Task goal
Copy out all of the data exactly as it appears.
------ Data records ------
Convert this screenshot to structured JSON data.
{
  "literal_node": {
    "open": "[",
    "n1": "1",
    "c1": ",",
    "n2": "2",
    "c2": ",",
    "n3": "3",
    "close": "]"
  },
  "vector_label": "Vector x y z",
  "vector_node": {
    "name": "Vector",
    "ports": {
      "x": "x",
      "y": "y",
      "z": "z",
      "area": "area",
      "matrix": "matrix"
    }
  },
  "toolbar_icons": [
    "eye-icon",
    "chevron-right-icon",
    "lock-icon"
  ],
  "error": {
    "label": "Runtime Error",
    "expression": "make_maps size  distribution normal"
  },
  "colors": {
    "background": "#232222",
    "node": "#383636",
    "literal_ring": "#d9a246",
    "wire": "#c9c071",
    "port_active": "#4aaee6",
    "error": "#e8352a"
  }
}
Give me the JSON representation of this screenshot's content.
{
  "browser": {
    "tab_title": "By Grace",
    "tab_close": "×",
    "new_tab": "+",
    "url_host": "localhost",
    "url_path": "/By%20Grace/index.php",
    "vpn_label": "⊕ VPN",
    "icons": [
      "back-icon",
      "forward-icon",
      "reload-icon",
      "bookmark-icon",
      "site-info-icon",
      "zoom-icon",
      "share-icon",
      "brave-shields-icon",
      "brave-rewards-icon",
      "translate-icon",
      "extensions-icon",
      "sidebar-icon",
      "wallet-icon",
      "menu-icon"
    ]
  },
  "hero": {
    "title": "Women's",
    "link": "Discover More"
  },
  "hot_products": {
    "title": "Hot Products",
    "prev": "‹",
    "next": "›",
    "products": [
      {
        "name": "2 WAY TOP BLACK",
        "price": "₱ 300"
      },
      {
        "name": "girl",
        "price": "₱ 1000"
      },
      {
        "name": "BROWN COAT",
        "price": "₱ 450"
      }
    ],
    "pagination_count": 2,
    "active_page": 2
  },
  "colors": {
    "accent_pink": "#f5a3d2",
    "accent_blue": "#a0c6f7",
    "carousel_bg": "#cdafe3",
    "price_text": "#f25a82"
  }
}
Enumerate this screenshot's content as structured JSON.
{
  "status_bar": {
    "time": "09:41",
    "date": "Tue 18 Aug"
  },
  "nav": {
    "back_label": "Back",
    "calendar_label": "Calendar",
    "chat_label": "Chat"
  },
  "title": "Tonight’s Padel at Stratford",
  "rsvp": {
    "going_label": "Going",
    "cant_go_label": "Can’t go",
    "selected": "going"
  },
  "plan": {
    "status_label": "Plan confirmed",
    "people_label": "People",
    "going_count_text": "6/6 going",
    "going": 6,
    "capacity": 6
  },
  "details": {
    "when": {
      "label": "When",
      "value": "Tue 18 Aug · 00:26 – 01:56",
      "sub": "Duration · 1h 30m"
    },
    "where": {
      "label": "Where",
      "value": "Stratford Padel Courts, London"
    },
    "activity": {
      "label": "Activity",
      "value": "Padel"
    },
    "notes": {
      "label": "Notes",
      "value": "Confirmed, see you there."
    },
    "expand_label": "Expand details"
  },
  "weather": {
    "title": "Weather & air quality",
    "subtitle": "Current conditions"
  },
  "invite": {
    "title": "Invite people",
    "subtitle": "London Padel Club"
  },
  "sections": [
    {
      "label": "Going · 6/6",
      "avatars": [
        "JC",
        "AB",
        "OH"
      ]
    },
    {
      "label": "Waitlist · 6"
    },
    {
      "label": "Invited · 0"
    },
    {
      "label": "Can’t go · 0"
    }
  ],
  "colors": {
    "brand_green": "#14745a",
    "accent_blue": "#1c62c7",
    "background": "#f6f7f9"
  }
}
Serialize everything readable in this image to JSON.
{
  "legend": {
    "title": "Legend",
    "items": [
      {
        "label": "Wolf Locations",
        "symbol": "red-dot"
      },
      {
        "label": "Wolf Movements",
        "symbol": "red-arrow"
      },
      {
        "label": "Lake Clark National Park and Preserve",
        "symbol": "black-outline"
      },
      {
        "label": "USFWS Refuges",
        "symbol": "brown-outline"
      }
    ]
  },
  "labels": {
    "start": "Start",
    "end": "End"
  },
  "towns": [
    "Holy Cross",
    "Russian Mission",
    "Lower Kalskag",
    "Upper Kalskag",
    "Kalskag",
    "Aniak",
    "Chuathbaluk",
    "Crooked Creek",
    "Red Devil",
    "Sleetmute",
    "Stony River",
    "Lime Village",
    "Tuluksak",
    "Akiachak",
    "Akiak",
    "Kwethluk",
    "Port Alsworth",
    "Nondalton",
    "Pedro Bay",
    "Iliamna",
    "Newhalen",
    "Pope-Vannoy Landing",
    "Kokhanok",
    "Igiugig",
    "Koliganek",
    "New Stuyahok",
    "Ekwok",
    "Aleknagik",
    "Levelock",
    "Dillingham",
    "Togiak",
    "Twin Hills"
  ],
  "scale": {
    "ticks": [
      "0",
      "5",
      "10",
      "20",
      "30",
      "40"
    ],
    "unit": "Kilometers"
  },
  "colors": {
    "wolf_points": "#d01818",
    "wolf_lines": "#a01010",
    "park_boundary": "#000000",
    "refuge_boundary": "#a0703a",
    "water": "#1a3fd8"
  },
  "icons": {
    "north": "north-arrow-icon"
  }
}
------
Response to this task
Convert this screenshot to structured JSON data.
{
  "literal_node": {
    "open": "[",
    "n1": "1",
    "c1": ",",
    "n2": "2",
    "c2": ",",
    "n3": "3",
    "close": "]"
  },
  "vector_label": "Vector x y z",
  "vector_node": {
    "name": "Vector",
    "ports": {
      "x": "x",
      "y": "y",
      "z": "z",
      "area": "area",
      "matrix": "matrix"
    }
  },
  "toolbar_icons": [
    "eye-icon",
    "chevron-right-icon",
    "lock-icon"
  ],
  "error": {
    "label": "Runtime Error",
    "expression": "make_maps size  distribution normal"
  },
  "colors": {
    "background": "#232222",
    "node": "#383636",
    "literal_ring": "#d9a246",
    "wire": "#c9c071",
    "port_active": "#4aaee6",
    "error": "#e8352a"
  }
}
Give me the JSON representation of this screenshot's content.
{
  "browser": {
    "tab_title": "By Grace",
    "tab_close": "×",
    "new_tab": "+",
    "url_host": "localhost",
    "url_path": "/By%20Grace/index.php",
    "vpn_label": "⊕ VPN",
    "icons": [
      "back-icon",
      "forward-icon",
      "reload-icon",
      "bookmark-icon",
      "site-info-icon",
      "zoom-icon",
      "share-icon",
      "brave-shields-icon",
      "brave-rewards-icon",
      "translate-icon",
      "extensions-icon",
      "sidebar-icon",
      "wallet-icon",
      "menu-icon"
    ]
  },
  "hero": {
    "title": "Women's",
    "link": "Discover More"
  },
  "hot_products": {
    "title": "Hot Products",
    "prev": "‹",
    "next": "›",
    "products": [
      {
        "name": "2 WAY TOP BLACK",
        "price": "₱ 300"
      },
      {
        "name": "girl",
        "price": "₱ 1000"
      },
      {
        "name": "BROWN COAT",
        "price": "₱ 450"
      }
    ],
    "pagination_count": 2,
    "active_page": 2
  },
  "colors": {
    "accent_pink": "#f5a3d2",
    "accent_blue": "#a0c6f7",
    "carousel_bg": "#cdafe3",
    "price_text": "#f25a82"
  }
}
Enumerate this screenshot's content as structured JSON.
{
  "status_bar": {
    "time": "09:41",
    "date": "Tue 18 Aug"
  },
  "nav": {
    "back_label": "Back",
    "calendar_label": "Calendar",
    "chat_label": "Chat"
  },
  "title": "Tonight’s Padel at Stratford",
  "rsvp": {
    "going_label": "Going",
    "cant_go_label": "Can’t go",
    "selected": "going"
  },
  "plan": {
    "status_label": "Plan confirmed",
    "people_label": "People",
    "going_count_text": "6/6 going",
    "going": 6,
    "capacity": 6
  },
  "details": {
    "when": {
      "label": "When",
      "value": "Tue 18 Aug · 00:26 – 01:56",
      "sub": "Duration · 1h 30m"
    },
    "where": {
      "label": "Where",
      "value": "Stratford Padel Courts, London"
    },
    "activity": {
      "label": "Activity",
      "value": "Padel"
    },
    "notes": {
      "label": "Notes",
      "value": "Confirmed, see you there."
    },
    "expand_label": "Expand details"
  },
  "weather": {
    "title": "Weather & air quality",
    "subtitle": "Current conditions"
  },
  "invite": {
    "title": "Invite people",
    "subtitle": "London Padel Club"
  },
  "sections": [
    {
      "label": "Going · 6/6",
      "avatars": [
        "JC",
        "AB",
        "OH"
      ]
    },
    {
      "label": "Waitlist · 6"
    },
    {
      "label": "Invited · 0"
    },
    {
      "label": "Can’t go · 0"
    }
  ],
  "colors": {
    "brand_green": "#14745a",
    "accent_blue": "#1c62c7",
    "background": "#f6f7f9"
  }
}
Serialize everything readable in this image to JSON.
{
  "legend": {
    "title": "Legend",
    "items": [
      {
        "label": "Wolf Locations",
        "symbol": "red-dot"
      },
      {
        "label": "Wolf Movements",
        "symbol": "red-arrow"
      },
      {
        "label": "Lake Clark National Park and Preserve",
        "symbol": "black-outline"
      },
      {
        "label": "USFWS Refuges",
        "symbol": "brown-outline"
      }
    ]
  },
  "labels": {
    "start": "Start",
    "end": "End"
  },
  "towns": [
    "Holy Cross",
    "Russian Mission",
    "Lower Kalskag",
    "Upper Kalskag",
    "Kalskag",
    "Aniak",
    "Chuathbaluk",
    "Crooked Creek",
    "Red Devil",
    "Sleetmute",
    "Stony River",
    "Lime Village",
    "Tuluksak",
    "Akiachak",
    "Akiak",
    "Kwethluk",
    "Port Alsworth",
    "Nondalton",
    "Pedro Bay",
    "Iliamna",
    "Newhalen",
    "Pope-Vannoy Landing",
    "Kokhanok",
    "Igiugig",
    "Koliganek",
    "New Stuyahok",
    "Ekwok",
    "Aleknagik",
    "Levelock",
    "Dillingham",
    "Togiak",
    "Twin Hills"
  ],
  "scale": {
    "ticks": [
      "0",
      "5",
      "10",
      "20",
      "30",
      "40"
    ],
    "unit": "Kilometers"
  },
  "colors": {
    "wolf_points": "#d01818",
    "wolf_lines": "#a01010",
    "park_boundary": "#000000",
    "refuge_boundary": "#a0703a",
    "water": "#1a3fd8"
  },
  "icons": {
    "north": "north-arrow-icon"
  }
}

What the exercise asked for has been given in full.